Posted on May 4, 2022


HARTFORD – State Representative Holly Cheeseman (R-37) voted for SB 256 “An Act Concerning the Purchase or Receipt of Catalytic Converters by Motor Vehicle Recyclers, Scrap Metal Processor and Junk Dealers.” The legislation will impose additional restrictions on catalytic converters to deter theft.

Catalytic converter theft has increased dramatically nationwide. Communities across Connecticut reported incidents of theft from school bus lots, car dealerships, and parked cars. Replacing the part and repairing the damage can cost thousands of dollars depending on the size of the vehicle.

“These thefts have disrupted communities across the state, including East Lyme with the theft of a catalytic converter from a senior center bus,” said Rep. Cheeseman. “This rapidly growing problem is costing residents, businesses and towns money and time to replace missing parts and repair damage. I hope other states will follow our lead and take action.”

In written testimony, the National Insurance Crime Bureau noted, “Catalytic converter theft has skyrocketed over the past two years in part due to the significant rise in the price of various precious metals, including rhodium, platinum, and palladium. All are used in the construction of catalytic converters. … Nationally, catalytic converter claims more than quadrupled in 2020.”

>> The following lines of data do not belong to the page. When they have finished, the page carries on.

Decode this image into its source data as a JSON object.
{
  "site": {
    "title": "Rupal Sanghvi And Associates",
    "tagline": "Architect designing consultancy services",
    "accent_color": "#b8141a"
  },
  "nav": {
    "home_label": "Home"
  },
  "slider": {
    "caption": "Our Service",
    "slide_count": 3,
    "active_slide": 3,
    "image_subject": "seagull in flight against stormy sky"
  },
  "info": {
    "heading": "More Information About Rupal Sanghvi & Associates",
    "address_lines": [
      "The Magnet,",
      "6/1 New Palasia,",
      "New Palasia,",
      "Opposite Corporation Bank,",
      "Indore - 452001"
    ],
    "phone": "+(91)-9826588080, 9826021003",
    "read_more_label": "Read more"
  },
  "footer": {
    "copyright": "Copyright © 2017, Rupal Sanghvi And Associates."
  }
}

The bill generally prohibits motor vehicle recyclers from receiving a catalytic converter unless it is attached to the motor vehicle and prohibits selling a catalytic converter unless it’s affixed or they write a stock number on it. Additionally, the legislation prohibits anyone other than a recycler or motor vehicle repair shop from selling more than one unattached converter to a scrap metal processor, junk yard, or junk dealer in a day. Record keeping requirements are also expanded under this legislation.

The legislation received unanimous support in both the House and Senate. To track this legislation or read the bill analysis, visit the General Assembly website